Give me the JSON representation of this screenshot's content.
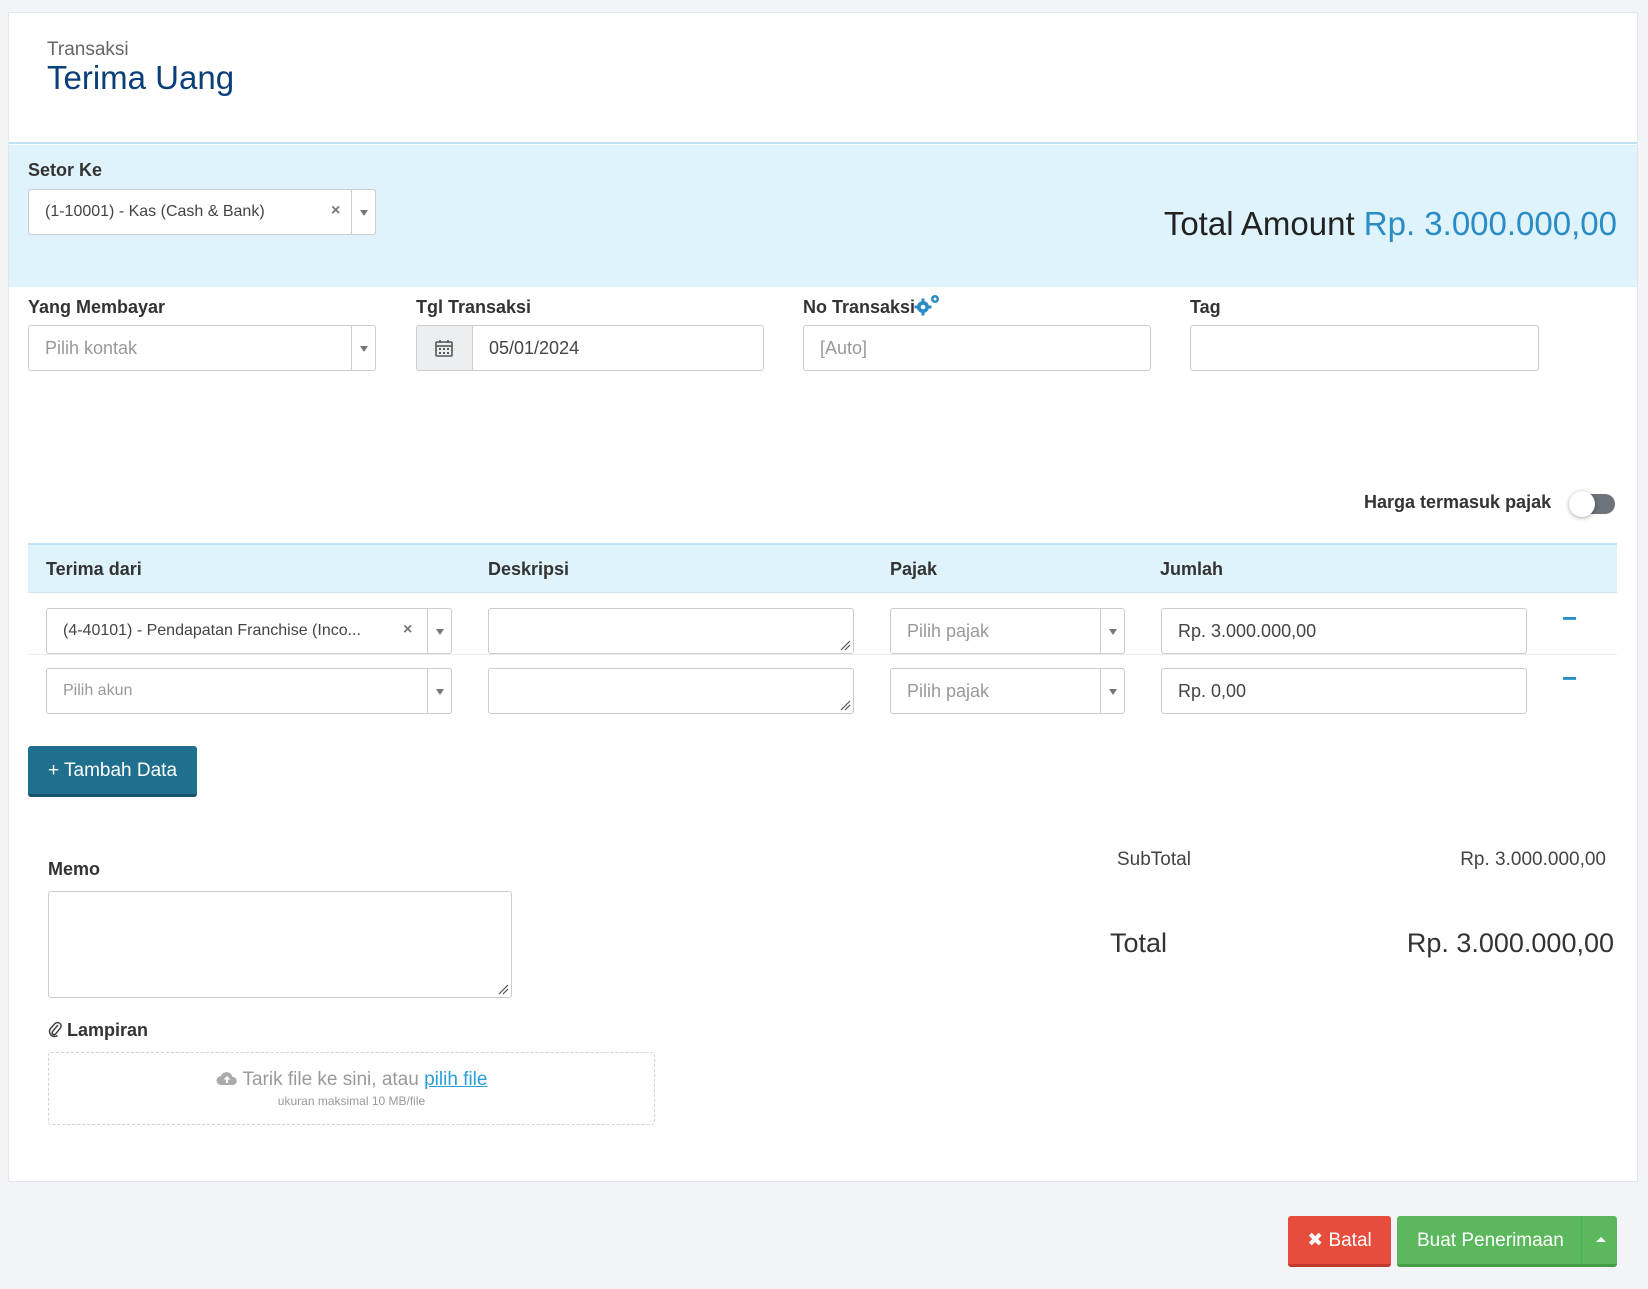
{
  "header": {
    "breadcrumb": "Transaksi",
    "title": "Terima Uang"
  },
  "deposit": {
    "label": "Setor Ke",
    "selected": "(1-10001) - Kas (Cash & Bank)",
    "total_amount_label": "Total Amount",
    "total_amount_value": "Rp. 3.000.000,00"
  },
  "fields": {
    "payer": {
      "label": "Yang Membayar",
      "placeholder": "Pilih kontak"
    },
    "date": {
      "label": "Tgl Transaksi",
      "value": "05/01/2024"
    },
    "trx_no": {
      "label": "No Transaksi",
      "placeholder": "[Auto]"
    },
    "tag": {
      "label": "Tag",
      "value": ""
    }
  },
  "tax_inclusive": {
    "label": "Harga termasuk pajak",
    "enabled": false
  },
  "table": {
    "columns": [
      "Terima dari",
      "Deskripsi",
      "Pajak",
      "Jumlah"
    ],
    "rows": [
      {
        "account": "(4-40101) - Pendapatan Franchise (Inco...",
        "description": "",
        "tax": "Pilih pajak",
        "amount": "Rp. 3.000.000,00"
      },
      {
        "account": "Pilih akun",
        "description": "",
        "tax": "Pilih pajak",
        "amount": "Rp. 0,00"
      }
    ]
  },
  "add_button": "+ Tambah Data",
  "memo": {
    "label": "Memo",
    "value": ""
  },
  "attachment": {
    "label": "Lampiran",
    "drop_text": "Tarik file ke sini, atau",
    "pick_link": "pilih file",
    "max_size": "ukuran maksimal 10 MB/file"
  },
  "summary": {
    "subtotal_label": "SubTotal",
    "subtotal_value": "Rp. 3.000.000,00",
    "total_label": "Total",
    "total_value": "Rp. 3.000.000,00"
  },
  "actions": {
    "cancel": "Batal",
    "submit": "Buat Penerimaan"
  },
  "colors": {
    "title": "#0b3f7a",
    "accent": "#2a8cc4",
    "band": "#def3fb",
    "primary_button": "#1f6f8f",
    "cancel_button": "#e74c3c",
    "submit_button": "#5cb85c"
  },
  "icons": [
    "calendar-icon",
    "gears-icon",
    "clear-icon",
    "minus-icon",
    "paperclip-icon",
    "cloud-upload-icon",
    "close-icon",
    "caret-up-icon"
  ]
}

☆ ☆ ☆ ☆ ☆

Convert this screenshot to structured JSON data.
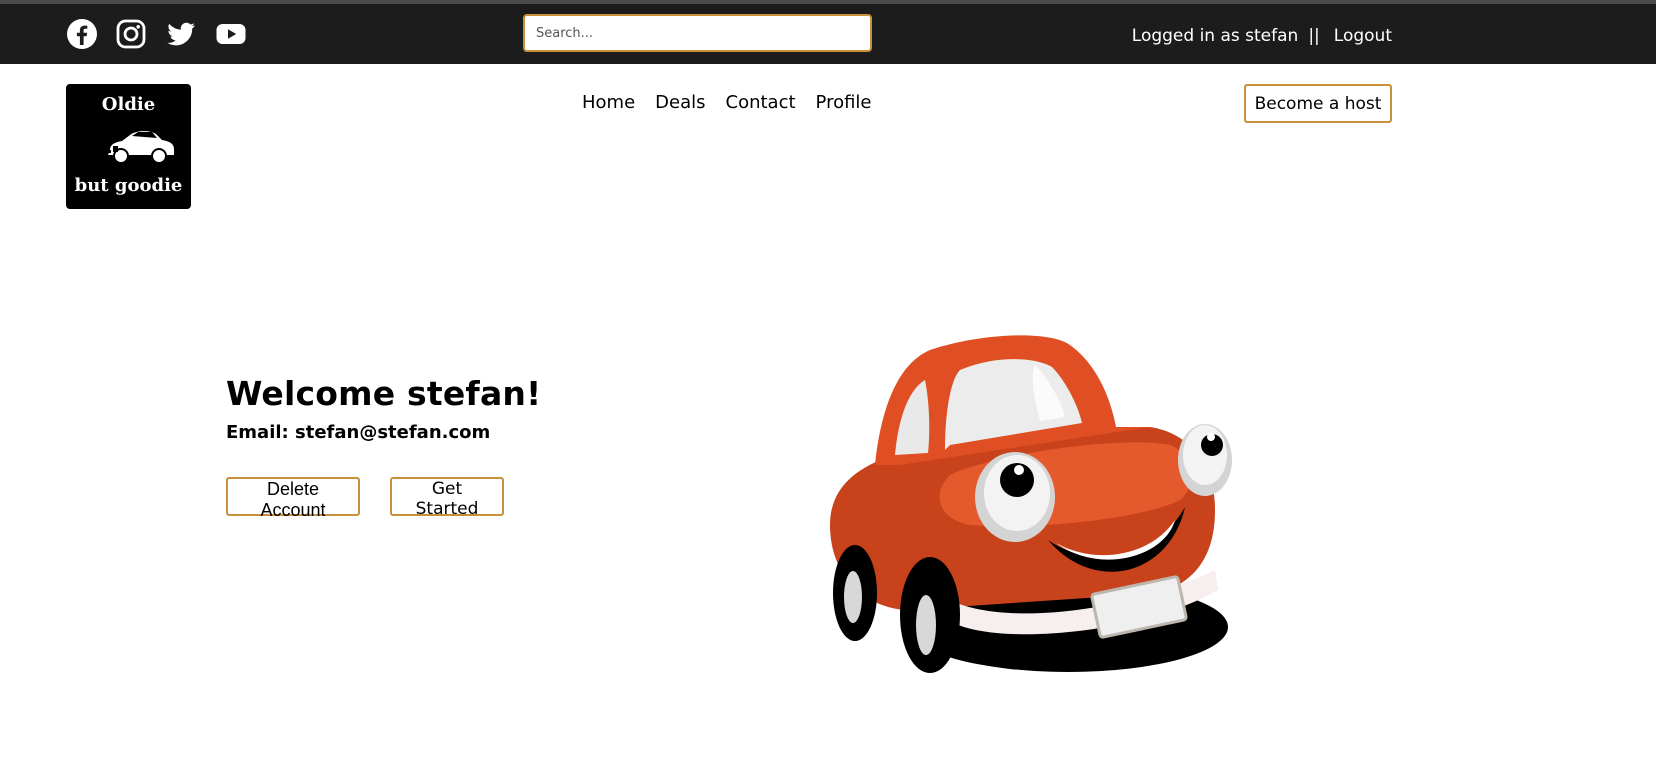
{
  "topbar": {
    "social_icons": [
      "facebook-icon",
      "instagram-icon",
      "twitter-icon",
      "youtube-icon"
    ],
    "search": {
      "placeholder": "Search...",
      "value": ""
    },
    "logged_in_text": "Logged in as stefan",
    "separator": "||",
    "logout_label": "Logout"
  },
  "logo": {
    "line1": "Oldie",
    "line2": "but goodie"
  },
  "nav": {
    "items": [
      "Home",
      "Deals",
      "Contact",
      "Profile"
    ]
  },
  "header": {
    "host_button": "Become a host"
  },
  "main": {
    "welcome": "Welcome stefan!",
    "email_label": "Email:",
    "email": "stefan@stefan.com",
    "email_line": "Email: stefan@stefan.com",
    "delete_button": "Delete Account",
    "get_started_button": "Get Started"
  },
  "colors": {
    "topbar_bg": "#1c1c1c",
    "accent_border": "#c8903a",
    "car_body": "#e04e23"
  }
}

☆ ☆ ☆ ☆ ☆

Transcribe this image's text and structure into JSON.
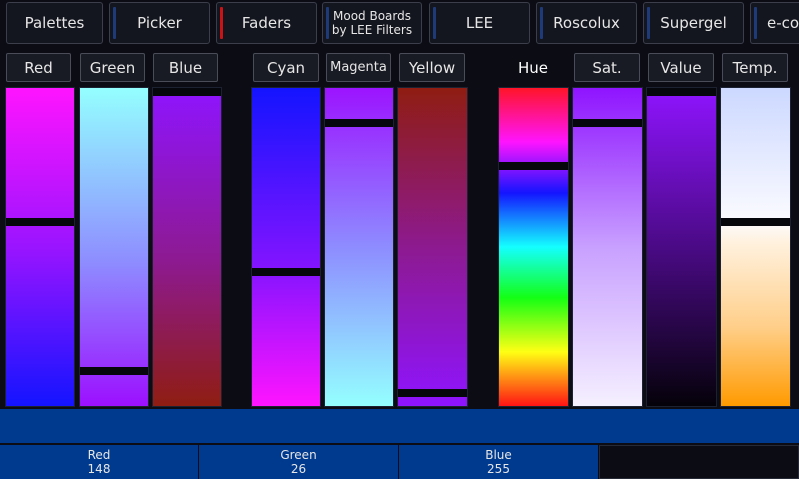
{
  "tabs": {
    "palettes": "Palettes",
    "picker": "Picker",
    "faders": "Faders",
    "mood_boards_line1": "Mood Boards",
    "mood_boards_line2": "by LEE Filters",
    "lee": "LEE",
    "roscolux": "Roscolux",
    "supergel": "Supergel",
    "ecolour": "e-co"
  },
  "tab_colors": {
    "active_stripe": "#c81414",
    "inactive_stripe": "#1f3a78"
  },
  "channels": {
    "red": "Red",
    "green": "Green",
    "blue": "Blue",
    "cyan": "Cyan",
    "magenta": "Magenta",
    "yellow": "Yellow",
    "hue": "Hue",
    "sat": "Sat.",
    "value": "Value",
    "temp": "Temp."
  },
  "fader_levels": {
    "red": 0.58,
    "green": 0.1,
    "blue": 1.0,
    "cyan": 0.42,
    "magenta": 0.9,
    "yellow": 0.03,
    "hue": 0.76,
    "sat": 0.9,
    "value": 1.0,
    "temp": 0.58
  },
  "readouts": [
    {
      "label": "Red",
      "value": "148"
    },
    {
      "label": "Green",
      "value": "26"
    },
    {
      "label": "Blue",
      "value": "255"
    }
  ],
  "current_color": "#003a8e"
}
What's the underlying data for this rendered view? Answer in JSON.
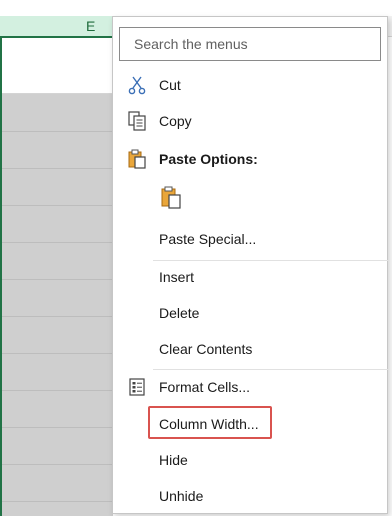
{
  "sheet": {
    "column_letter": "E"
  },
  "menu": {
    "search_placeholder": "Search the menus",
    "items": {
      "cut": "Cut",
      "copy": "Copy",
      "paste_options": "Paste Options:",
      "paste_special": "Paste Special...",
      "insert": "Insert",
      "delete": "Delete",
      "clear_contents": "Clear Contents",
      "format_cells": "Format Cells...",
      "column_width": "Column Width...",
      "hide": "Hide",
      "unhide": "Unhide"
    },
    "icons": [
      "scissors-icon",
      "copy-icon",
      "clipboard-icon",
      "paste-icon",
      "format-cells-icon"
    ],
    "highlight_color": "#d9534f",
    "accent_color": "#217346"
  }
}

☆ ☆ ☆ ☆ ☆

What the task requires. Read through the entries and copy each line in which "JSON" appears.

Answer space.
Give me the JSON representation of this screenshot's content.
Convert this screenshot to structured JSON data.
Transcribe this image's text and structure into JSON.
What's the underlying data for this rendered view? Answer in JSON.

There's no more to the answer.